At LifeStreet, we’ve been purchasing non-personalized traffic since the release of iOS10 back in 2016. Because many other demand-side-platforms and ad networks continued to rely on the IDFA (Identifier for Advertisers) until Apple’s enforcement of ATT in April 2021, this gave us a five-year head start to fine tune our machine learning (ML) models and debunk some common assumptions about IDFA-less traffic. What we’ve learned in the past six years has helped us to deliver the best performance possible without the IDFA.
1. Non-personalized traffic can be cost-effective
Before the release of iOS14, apps gave advertisers access to the IDFA by default and because using device IDs is the most accurate way to target and track iOS users, this inventory always demanded higher CPMs compared to non-personalized traffic. Early on, we recognized that despite not being able to track user-level behaviors, LAT (Limited Ad Tracking) users were still quality users. Because there was less competition for users who had enabled the LAT setting, we were able to acquire more of this inventory at a lower price point and drive enough unique events (e.g. installs) to train our models to accurately predict the value of an impression without the deceive identifier.
CPMs on non-personalized traffic are still substantially lower than for IDFA-measureable traffic, which means advertisers can continue to access quality inventory at a lower cost, making their campaigns more cost-effective.
2. Non-personalized traffic can perform equal to or better than traffic using the IDFA
Whether or not a user consents to sharing their IDFA, the same bidding models are used for campaigns across both types of inventory. Although an advertiser will no longer be able to target a non-consented user deterministically, they can rely on a wealth of alternative data points such as their location, device type, and information about the app environment to ensure they are reaching the desired audience with their campaigns.
When we’ve applied our models to non-personalized traffic, performance has been comparable to or in fact exceeded that of campaigns relying on IDFA tracking.
One of our clients ran two separate campaigns, dividing traffic and budget evenly between LAT and IDFA users. They saw a 53% increase in their Day 7 ROAS, with a 1.85x higher payer rate among global LAT traffic compared to the campaign targeting IDFA inventory.
3. You can effectively reach your target audiences with contextual signals

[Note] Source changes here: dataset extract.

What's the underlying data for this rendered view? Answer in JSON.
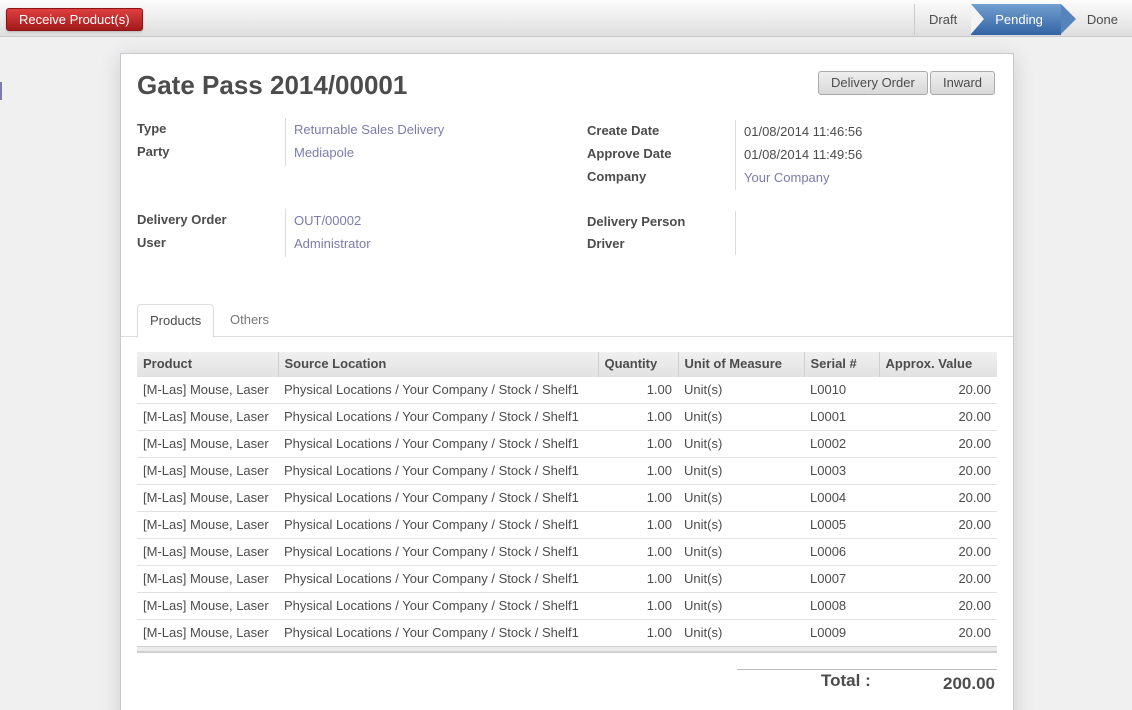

With only about 25% of iOS users opting in to tracking, the ability to leverage contextual signals is a critical part of a successful in-app ad campaign. Programmatic platforms that did not solely rely on the device ID for their buying models pre-ATT have had more time to acquire more data and develop key contextual signals. This has allowed them to learn new patterns and behaviors, accurately predict post-install events, and ultimately acquire new users more effectively.
In addition to contextual signals, there are a seemingly endless number of non-identifying data points that can be connected to gain a better understanding of an impression opportunity and improve predictive accuracy. That is why we’ve been heavily investing in ways to produce new signals that we can use to train our models to help improve their predictive accuracy. In some cases, by adding more predictive contextual signals, we’ve seen up to a 30% reduction in CPIs.
4. It’s still possible to measure mobile advertising performance effectively
Without access to device IDs, it is impossible to deterministically track user activity across the app ecosystem. However, the same types of KPIs – IAP, retention, engagement – are tracked, just not at the user level. By working closely with your mobile measurement partner (MMP) advertisers can find ways to use anonymized attribution data that can be shared with their media partner for them to optimize against and drive ROAS.
5. Without the IDFA, your creative is key
The fundamentals of programmatic buying have not changed with the depreciation of the IDFA. A DSP still needs to access quality supply, accurately predict the value of each conversion, and convert impressions into customers. Up until this point, I’ve shared what we’ve learned post-ATT as it relates to bidding models. But having the most accurately predictive model isn’t what gets a user to take an action. It’s the creative that ultimately drives engagement.
Creative has become more important because it is one of the key elements of mobile advertising that advertisers have complete control over. To understand what is and isn’t working creatively, advertisers need to measure how users interact with their ads so they can pinpoint which new elements such as CTA language or button color, should be changed to improve user engagement.
For example, through iterative testing, we were able to apply new design elements that drove over a 50% lift in yield (conversions/impressions) compared to the previous best-performing ad and increased ROAS 3.7x. In another A/B creative test, when the “winning” design elements were applied, the campaign saw a 300%+ increase in the number of users purchasing in-app content. If you want to be successful in a post-IDFA world, you have to continuously experiment and test your creative assets.